  3. I shouldn't rush myself into goal races.  I have a tendency to aim high, and make aggressive plans.  I really need to keep my expectations in check, and focus on base building for a while.  As of now, I only have two committed races for next year (NYC Tri on July 14th and Marine Corps Marathon on October 27).  I have my eyes on Rev3 Quassy (the Half Iron distance is calling me) and possibly the Gran Fondo NY (I've been bitten by the cycling bug this year), but I'm really apprehensive about having a setback, and having to defer on a lot of things (like I did this year).  If I find myself overcommitting, I'm hoping that my runner/tri friends will help me keep my enthusiasm in check.
Running/Tri friends:  I'm counting on you here.  Please help me stay in tune with these guiding principles, so that I can make this recovery as smooth and painless as possible.  I'm really grateful for the support I got from my runner friends while I was down, and look forward to rejoining you on the roads.  I can't wait to be back!

Friday, September 7, 2012

Because I never learn

I knew this wasn't going to last for long.  I had said to myself (and my blog) honestly that I was done racing for the year, and wasn't going to do a fall marathon.  Then, a few weeks later, NYRR reversed their original decision to end baggage service, and I found myself nostalgic for the marathon.

Yes, I ran NYC in 6 hours 2 years ago - shortly after heart surgery.  It was a sufferfest, but I got a medal, and would like to think that I'm a better person for having stood up to the challenge and getting it done.  I have another heart procedure scheduled for September 24th, and part of me is stubbornly refusing to let that define my reality.  Inspired by my friend Allen - who also took a run/walk marathon with a camera - I decided not to let my entry go to waste.

Partly motivated by the fact that I haven't worked out once in the last 2 weeks (since my Half Ironman), and by the fact that I'm already qualified for NYCM 2013 (if I choose to run it), I decided not to let my entry go to waste.

I'm not going to be fast, I may not even finish (I'm not going to die trying) - but maybe, just maybe, I'll put on my number on November 4th, make my way to the foot of the Verazanno Bridge, and enjoy a tour of the 5 boroughs with 45,000 other runners.

What do you think?

Monday, September 3, 2012

What now?

Coming off of the high of having completed my first half iron distance triathlon, I'm confronted with a huge feeling of post-race blues.  The finish was a bitersweet end to my training season.  Frought with challenges as it was, I'm really pleased with what I was able to accomplish out there.  Since then, I haven't worked out once in the 8 days since the event, and am feeling completely unmotivated.

I had originally planned to roll from the 70.3 straight into fall marathon training, but I had to abandon those plans for a number of reasons.  Between my heart, the impending move, the fall holidays and other factors, I just couldn't see myself committing to the fall races the way I needed to.

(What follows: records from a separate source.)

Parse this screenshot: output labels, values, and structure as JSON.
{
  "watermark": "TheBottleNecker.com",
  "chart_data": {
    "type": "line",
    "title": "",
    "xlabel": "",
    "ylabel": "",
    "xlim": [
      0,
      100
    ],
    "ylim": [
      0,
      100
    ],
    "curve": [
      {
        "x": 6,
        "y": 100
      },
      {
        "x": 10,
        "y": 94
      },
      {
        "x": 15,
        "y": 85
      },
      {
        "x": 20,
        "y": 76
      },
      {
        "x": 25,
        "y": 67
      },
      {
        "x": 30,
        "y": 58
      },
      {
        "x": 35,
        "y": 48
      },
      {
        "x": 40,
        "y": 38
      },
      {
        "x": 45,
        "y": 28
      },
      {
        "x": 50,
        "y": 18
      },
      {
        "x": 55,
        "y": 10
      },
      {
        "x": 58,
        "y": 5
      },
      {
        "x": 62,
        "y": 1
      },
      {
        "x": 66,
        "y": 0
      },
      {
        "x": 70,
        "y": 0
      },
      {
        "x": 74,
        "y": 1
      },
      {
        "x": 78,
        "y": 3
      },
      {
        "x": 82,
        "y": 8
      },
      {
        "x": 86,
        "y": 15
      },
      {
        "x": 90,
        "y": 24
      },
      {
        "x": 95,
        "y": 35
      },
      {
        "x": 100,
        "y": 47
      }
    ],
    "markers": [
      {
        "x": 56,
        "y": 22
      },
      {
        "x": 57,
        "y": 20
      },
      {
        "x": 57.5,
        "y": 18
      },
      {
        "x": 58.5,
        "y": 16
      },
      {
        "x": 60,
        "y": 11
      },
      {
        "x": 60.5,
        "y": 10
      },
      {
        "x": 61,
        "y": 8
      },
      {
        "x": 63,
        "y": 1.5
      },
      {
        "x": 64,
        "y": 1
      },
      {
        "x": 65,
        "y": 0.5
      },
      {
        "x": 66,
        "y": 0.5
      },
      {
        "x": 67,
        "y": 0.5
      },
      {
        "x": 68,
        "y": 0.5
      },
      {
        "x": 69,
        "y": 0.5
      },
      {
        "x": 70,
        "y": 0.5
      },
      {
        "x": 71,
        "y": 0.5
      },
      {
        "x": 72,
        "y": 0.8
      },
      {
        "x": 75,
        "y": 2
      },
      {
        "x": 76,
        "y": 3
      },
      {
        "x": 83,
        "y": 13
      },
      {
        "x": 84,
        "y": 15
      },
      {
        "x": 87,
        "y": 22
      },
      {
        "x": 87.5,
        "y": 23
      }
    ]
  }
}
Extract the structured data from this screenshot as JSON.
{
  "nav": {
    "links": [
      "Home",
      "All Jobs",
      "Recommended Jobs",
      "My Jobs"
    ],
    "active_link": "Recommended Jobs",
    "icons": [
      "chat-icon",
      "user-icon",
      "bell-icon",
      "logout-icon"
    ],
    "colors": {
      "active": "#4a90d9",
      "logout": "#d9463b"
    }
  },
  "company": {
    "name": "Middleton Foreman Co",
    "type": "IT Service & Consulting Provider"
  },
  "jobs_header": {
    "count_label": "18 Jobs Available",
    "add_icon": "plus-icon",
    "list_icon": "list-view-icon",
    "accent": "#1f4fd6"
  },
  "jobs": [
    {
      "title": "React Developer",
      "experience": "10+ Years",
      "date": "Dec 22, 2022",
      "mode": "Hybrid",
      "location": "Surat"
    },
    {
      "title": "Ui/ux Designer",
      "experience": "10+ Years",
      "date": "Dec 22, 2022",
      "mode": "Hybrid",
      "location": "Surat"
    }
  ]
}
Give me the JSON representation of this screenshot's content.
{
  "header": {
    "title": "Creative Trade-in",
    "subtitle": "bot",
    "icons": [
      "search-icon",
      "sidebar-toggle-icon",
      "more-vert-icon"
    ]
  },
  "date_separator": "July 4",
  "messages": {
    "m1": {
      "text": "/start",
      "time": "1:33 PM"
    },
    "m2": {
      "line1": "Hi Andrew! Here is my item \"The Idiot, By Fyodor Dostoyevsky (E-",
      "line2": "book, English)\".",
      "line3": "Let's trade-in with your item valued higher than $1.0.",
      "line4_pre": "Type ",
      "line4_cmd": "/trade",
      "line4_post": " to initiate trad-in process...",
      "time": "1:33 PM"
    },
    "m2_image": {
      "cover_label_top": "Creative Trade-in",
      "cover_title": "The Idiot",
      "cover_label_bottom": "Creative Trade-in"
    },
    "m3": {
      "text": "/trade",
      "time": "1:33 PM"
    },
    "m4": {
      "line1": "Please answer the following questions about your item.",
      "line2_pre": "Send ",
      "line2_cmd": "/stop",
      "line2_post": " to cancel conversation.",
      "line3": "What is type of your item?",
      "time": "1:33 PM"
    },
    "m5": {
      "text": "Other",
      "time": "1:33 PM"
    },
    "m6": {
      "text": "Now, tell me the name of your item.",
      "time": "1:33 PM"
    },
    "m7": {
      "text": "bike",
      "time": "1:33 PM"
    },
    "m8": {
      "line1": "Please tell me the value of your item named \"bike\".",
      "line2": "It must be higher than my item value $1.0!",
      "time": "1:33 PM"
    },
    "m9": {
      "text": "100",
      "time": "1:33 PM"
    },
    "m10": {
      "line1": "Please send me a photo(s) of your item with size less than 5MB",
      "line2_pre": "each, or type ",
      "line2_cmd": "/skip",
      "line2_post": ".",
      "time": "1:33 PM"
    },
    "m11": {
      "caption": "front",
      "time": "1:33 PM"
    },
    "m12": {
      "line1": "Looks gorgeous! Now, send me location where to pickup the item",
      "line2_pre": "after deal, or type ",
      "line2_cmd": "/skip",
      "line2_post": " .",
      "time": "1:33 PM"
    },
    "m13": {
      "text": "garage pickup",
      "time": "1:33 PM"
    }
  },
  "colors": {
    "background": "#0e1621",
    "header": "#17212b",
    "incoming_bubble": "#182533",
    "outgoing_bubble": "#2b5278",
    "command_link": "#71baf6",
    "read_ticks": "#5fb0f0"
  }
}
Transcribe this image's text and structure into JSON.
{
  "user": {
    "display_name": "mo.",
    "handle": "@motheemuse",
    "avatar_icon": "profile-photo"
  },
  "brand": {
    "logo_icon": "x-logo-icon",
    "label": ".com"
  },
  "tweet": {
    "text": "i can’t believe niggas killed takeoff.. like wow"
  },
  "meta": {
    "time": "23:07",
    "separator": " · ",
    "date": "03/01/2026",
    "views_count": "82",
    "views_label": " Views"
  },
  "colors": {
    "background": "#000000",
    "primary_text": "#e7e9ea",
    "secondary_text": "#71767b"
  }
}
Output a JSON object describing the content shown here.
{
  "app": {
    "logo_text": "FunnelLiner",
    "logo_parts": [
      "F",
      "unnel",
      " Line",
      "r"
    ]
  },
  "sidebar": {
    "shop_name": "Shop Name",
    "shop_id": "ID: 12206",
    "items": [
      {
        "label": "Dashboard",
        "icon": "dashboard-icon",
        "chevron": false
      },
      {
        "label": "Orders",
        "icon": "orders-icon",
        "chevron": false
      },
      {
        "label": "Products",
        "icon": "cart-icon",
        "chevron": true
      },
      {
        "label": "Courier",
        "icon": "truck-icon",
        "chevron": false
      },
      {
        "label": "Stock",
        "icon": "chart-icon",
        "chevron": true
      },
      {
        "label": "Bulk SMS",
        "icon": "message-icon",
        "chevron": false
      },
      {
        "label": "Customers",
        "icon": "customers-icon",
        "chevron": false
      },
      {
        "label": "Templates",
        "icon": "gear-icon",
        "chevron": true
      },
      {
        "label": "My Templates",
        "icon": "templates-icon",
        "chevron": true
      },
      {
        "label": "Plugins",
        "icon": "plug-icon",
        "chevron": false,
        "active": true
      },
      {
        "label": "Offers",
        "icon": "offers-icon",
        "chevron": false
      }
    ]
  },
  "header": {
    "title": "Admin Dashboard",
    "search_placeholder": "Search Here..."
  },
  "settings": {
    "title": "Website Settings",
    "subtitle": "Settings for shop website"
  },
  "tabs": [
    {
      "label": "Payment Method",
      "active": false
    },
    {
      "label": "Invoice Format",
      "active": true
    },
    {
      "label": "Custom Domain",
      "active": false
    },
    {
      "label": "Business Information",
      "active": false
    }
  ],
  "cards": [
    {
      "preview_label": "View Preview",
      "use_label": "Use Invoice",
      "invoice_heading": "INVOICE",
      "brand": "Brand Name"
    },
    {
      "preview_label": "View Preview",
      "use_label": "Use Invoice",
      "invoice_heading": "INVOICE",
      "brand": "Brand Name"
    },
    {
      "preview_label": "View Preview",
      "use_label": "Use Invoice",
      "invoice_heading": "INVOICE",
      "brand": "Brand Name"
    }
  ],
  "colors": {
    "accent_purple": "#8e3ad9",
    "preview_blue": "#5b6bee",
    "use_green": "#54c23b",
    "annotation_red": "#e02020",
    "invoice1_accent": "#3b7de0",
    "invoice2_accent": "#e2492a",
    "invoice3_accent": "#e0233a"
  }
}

I know it's all for the best - but I'm having post-race blues harder than I think I ever have before.  It's really sad not to be training for a fall goal race for the first time since 2008.  I just need to find a way to get myself back to doing SOMETHING - so that I don't lose everything that I have gained.  It's also really tough to read about everyone hitting their long runs, tempo runs and speedwork, and easing into the intense period of training leading up to the marathon.

Really struggling with what my next goal(s) should be, thinking about a half in the spring of 2013, and an early season 70.3 in June or something.  I just need to refocus my sights on the next goal, which will make it easier for me to stay engaged in the interim.

Any suggestions?